FRISCO, Texas – As the Southland Conference officially resumes athletic competition for the first time in more than eight months this week, the league returns to play with a renewed focus on prioritizing the health and safety of its student-athletes, coaches, officials and fans. This week’s opening men’s and women’s basketball games mark the first time since March that officially-sanctioned Southland activity will occur following the onset of the COVID-19 pandemic.
While some Southland members have participated in various sports during the fall semester, the league’s Board of Directors approved in August that the league’s championship competition for fall sports shift to the spring semester. Sports such as volleyball, soccer and cross country will have spring playing dates, and seven of the 11 football programs are planning for a shortened six-game league schedule beginning in late February. All fall sports with a revised spring calendar will have NCAA Championships access.
The last official competitions in the Southland occurred during the league’s basketball tournament on March 11, before all NCAA sports were suspended and ultimately canceled for the remainder of the spring semester.
With safety measures in place for basketball competition at Southland campuses in 2020-21, the sport will look different in many regards, as new protocols have been set in accordance with guidance from the NCAA, the Centers for Disease Control and Prevention (CDC), state and local healthcare officials, and other campus and governmental directives.
“It’s been a challenging time in our league and across the entire NCAA in recent months as we’ve navigated the many complexities of return-to-play protocols during the pandemic,” Southland Commissioner Tom Burnett said. “While the complications of moving forward may continue, we have been very pleased with the collaborative effort of our membership to provide student-athletes with their competitive opportunities, keeping health and safety as a priority. This includes identifying required testing solutions, appropriate facility planning and operations, and more specific gameday preparation for each sport.”

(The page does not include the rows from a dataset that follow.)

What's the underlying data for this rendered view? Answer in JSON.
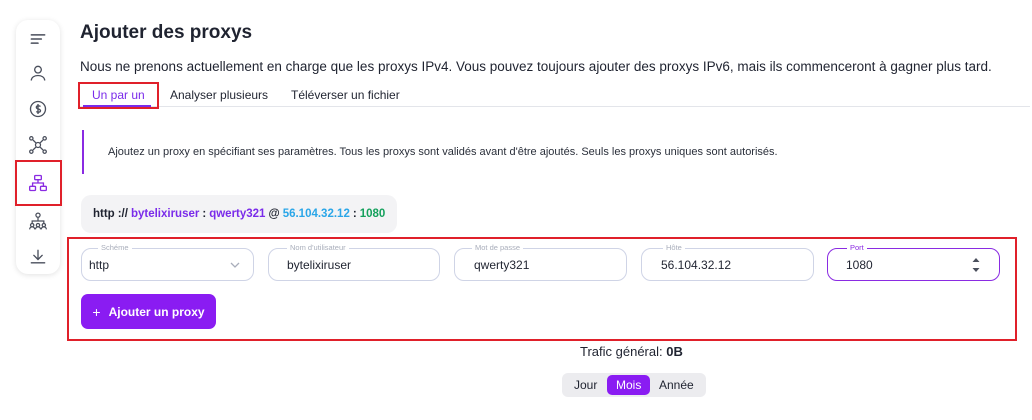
{
  "sidebar": {
    "items": [
      {
        "icon": "menu-lines-icon"
      },
      {
        "icon": "user-icon"
      },
      {
        "icon": "dollar-icon"
      },
      {
        "icon": "network-nodes-icon"
      },
      {
        "icon": "sitemap-icon",
        "active": true
      },
      {
        "icon": "team-hierarchy-icon"
      },
      {
        "icon": "download-icon"
      }
    ],
    "active_color": "#8a2be2"
  },
  "page": {
    "title": "Ajouter des proxys",
    "subtitle": "Nous ne prenons actuellement en charge que les proxys IPv4. Vous pouvez toujours ajouter des proxys IPv6, mais ils commenceront à gagner plus tard."
  },
  "tabs": [
    {
      "label": "Un par un",
      "active": true
    },
    {
      "label": "Analyser plusieurs"
    },
    {
      "label": "Téléverser un fichier"
    }
  ],
  "info": "Ajoutez un proxy en spécifiant ses paramètres. Tous les proxys sont validés avant d'être ajoutés. Seuls les proxys uniques sont autorisés.",
  "preview": {
    "scheme": "http",
    "sep1": "://",
    "user": "bytelixiruser",
    "colon1": ":",
    "password": "qwerty321",
    "at": "@",
    "host": "56.104.32.12",
    "colon2": ":",
    "port": "1080"
  },
  "form": {
    "scheme": {
      "label": "Schéme",
      "value": "http"
    },
    "username": {
      "label": "Nom d'utilisateur",
      "value": "bytelixiruser"
    },
    "password": {
      "label": "Mot de passe",
      "value": "qwerty321"
    },
    "host": {
      "label": "Hôte",
      "value": "56.104.32.12"
    },
    "port": {
      "label": "Port",
      "value": "1080"
    },
    "add_button": "Ajouter un proxy",
    "add_icon": "+"
  },
  "traffic": {
    "label": "Trafic général:",
    "value": "0B"
  },
  "period": {
    "options": [
      "Jour",
      "Mois",
      "Année"
    ],
    "selected": "Mois"
  },
  "colors": {
    "accent": "#8a1cf2",
    "highlight": "#e0202a",
    "host": "#2aa6e8",
    "port": "#14a05c"
  }
}
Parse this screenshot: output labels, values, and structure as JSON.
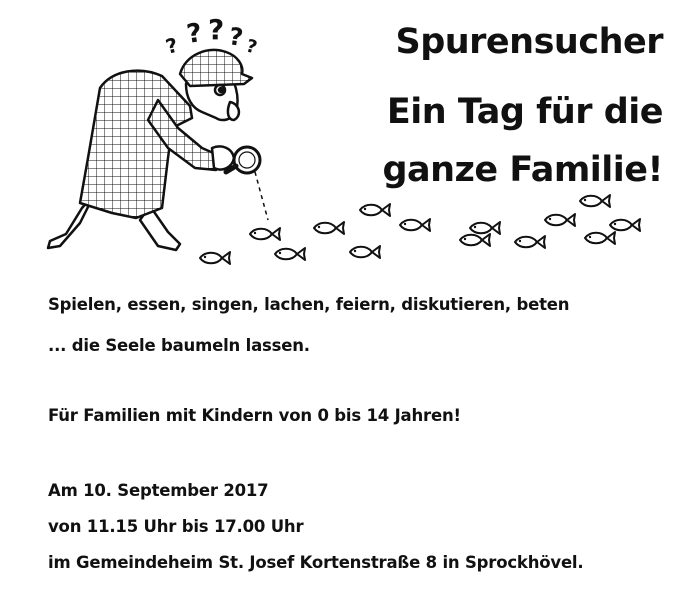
{
  "header": {
    "title": "Spurensucher",
    "subtitle_line1": "Ein Tag für die",
    "subtitle_line2": "ganze Familie!"
  },
  "illustration": {
    "question_marks": "?????",
    "icons": [
      "detective-icon",
      "magnifying-glass-icon",
      "fish-footprint-icon"
    ]
  },
  "body": {
    "activities_line1": "Spielen, essen, singen, lachen, feiern, diskutieren, beten",
    "activities_line2": "... die Seele baumeln lassen.",
    "audience": "Für Familien mit Kindern von 0 bis 14 Jahren!",
    "date": "Am 10. September 2017",
    "time": "von 11.15 Uhr bis 17.00 Uhr",
    "location": "im Gemeindeheim St. Josef Kortenstraße 8 in Sprockhövel."
  },
  "colors": {
    "ink": "#111111",
    "background": "#ffffff"
  }
}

As it relates to COVD-19 testing for basketball, Southland members are complying with the NCAA-recommended protocol of three-times-a-week in-season testing for individuals considered in “Tier 1,” such as a team’s student-athletes, coaches, trainers, managers and other immediate support staff. Game officials are also considered “Tier 1” individuals and are being tested in the same manner. “Tier 2” individuals, such as athletic administrators and other support personnel, can come in contact with “Tier 1” individuals with proper distancing and masking measures. “Tier 3” individuals, such as event services personnel and media members, should not come in close contact with “Tier 1” at all. Spectators are not considered in any of the tiers and should observe and comply with campus and local health mandates and guidance.

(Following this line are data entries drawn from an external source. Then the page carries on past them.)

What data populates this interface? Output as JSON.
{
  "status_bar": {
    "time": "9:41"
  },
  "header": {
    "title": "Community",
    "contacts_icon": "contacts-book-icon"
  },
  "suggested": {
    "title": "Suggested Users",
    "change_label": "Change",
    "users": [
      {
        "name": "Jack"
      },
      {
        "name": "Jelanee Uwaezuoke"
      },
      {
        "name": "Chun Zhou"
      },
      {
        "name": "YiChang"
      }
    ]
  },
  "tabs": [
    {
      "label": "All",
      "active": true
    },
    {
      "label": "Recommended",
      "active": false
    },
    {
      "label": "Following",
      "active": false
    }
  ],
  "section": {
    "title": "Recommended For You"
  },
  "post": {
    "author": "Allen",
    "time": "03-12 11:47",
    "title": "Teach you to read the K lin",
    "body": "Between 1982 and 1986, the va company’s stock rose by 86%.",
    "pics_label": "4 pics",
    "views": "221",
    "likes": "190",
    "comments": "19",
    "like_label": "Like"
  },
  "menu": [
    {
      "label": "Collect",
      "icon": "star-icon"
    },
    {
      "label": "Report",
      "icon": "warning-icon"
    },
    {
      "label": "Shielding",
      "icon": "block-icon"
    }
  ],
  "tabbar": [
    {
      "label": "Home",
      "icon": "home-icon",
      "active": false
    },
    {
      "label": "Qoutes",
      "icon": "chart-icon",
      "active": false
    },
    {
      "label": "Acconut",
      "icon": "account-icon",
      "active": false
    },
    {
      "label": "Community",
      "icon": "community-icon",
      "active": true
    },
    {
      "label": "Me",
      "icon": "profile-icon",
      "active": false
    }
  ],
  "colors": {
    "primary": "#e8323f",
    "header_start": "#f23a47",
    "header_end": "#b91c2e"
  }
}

Further, Southland schools have policies in place to ensure daily health checks and other risk mitigation, proper retesting as appropriate, quarantining and isolation measures in place for suspected or confirmed positive cases, immediate contact tracing procedures, and other considerations after a positive test result. Longer term, the members will abide by NCAA, CDC and local health directives related to surveillance testing.
Specific to basketball competition once league play begins in January, campus administrators have agreed to requiring a conference game to be played as long as each team has eight eligible, negative-tested, and otherwise available student-athletes. Should a team have less than eight available players, that team’s coach has the discretion to determine whether the team will play the game. The policy for non-conference games will left to each program, although NCAA basketball playing rules require a team start each game with five players on the floor.

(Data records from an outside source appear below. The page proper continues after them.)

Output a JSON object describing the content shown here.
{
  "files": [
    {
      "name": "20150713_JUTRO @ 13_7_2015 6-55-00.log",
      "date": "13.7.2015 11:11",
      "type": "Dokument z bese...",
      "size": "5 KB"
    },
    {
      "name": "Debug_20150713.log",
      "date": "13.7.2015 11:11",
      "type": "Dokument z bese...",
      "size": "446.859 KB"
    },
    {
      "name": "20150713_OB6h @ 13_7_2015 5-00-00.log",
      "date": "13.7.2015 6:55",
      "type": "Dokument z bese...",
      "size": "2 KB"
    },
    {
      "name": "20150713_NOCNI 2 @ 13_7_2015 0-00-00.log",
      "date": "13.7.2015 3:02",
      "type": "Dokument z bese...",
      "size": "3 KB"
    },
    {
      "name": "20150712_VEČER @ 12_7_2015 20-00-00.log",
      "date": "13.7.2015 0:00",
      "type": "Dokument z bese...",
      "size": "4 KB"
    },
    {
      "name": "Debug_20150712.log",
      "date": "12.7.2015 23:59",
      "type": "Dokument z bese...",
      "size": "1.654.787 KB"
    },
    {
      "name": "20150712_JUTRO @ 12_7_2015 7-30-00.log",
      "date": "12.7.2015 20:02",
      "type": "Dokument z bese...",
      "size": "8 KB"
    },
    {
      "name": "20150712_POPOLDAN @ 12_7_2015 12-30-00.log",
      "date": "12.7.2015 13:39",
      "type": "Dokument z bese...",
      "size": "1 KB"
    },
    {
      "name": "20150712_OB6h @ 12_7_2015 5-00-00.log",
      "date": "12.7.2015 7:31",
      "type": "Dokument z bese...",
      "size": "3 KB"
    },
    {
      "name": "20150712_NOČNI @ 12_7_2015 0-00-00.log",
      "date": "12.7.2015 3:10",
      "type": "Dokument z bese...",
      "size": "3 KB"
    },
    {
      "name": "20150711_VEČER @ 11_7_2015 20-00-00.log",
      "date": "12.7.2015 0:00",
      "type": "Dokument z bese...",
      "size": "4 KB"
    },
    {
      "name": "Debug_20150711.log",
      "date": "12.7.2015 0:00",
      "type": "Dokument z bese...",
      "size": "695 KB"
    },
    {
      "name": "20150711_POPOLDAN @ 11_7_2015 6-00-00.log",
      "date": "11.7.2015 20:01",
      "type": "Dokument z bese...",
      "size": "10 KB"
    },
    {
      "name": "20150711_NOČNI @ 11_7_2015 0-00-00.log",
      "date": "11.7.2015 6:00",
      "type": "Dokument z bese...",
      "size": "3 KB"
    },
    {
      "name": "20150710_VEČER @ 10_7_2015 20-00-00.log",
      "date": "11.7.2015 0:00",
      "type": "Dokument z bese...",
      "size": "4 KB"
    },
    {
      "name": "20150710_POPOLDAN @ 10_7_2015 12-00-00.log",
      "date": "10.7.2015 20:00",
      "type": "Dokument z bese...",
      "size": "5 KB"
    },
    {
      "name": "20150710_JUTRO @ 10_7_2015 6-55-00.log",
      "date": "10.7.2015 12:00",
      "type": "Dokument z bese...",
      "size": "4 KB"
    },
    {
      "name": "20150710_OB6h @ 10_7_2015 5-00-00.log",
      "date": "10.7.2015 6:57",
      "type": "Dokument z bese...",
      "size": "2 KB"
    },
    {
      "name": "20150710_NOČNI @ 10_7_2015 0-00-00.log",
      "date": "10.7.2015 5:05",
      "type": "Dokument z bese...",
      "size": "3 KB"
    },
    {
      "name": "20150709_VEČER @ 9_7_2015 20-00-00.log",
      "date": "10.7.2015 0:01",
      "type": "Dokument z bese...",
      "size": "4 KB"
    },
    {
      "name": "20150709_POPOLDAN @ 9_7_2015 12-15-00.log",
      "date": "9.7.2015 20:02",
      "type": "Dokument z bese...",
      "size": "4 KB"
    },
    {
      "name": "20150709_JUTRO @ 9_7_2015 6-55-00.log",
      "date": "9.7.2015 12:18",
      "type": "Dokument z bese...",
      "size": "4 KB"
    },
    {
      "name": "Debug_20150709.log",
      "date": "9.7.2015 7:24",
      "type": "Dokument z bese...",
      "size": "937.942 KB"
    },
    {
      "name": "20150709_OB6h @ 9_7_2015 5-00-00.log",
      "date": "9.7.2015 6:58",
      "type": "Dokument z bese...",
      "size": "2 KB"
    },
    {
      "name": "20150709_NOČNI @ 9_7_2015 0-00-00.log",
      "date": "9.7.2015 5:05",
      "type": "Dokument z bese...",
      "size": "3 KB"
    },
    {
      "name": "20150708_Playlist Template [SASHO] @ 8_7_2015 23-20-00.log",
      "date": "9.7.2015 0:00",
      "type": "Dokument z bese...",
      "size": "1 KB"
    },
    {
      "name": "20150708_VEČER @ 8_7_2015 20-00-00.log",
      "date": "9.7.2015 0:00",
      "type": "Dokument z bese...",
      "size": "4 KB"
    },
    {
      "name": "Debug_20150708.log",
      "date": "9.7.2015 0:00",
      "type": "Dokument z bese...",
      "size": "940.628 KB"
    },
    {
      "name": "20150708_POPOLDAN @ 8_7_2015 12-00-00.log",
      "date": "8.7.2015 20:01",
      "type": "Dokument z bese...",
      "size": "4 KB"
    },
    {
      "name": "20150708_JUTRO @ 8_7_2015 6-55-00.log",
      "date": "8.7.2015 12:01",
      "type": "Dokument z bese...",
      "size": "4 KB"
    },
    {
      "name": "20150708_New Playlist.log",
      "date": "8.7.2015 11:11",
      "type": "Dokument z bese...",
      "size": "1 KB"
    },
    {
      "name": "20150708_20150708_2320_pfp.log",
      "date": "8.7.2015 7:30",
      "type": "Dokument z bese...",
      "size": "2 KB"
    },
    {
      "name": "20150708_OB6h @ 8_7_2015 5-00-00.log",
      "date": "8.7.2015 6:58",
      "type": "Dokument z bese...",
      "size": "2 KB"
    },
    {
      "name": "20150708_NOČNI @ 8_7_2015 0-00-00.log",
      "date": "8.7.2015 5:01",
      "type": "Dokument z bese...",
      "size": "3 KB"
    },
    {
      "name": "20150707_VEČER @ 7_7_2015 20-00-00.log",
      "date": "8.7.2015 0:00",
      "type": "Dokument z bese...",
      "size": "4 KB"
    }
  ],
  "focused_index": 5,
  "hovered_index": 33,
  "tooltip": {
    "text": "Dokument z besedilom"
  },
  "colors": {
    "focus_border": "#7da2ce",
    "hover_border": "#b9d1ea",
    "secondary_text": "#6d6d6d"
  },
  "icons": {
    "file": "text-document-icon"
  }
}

The Southland has also formed a Competition Contingency Subcommittee of athletic administrators to continually review planning and procedures in cases of disruption such as postponements, schedule adjustments and other issues that may occur.
Regarding limits on fan attendance and other guidelines at Southland arenas, each campus has made its own determinations based on local and statewide government directives for crowd gatherings. Further, each campus arena will have policies on exact seating and distancing requirements, access restrictions to the playing court, concessions planning, ingress and egress procedures, and altered floor planning for benches and support personnel. Fans are encouraged to review team websites and social media to ensure receiving updated information facility information.
“This basketball season will be unlike anything we’ve ever experienced,” Burnett added. “But again, our campus administrators have worked diligently in recent weeks and months to ensure we can conduct athletic competition in a safe manner. This may not be easy to do and could likely prove to be a difficult effort with additional measures necessary later. As we have seen, disruptions to fall sports scheduling have occurred with some regularity across Division I, and we should expect more of the same as we move forward. However, our institutions have planned for this, and we’re confident in their ability to manage issues as they occur.”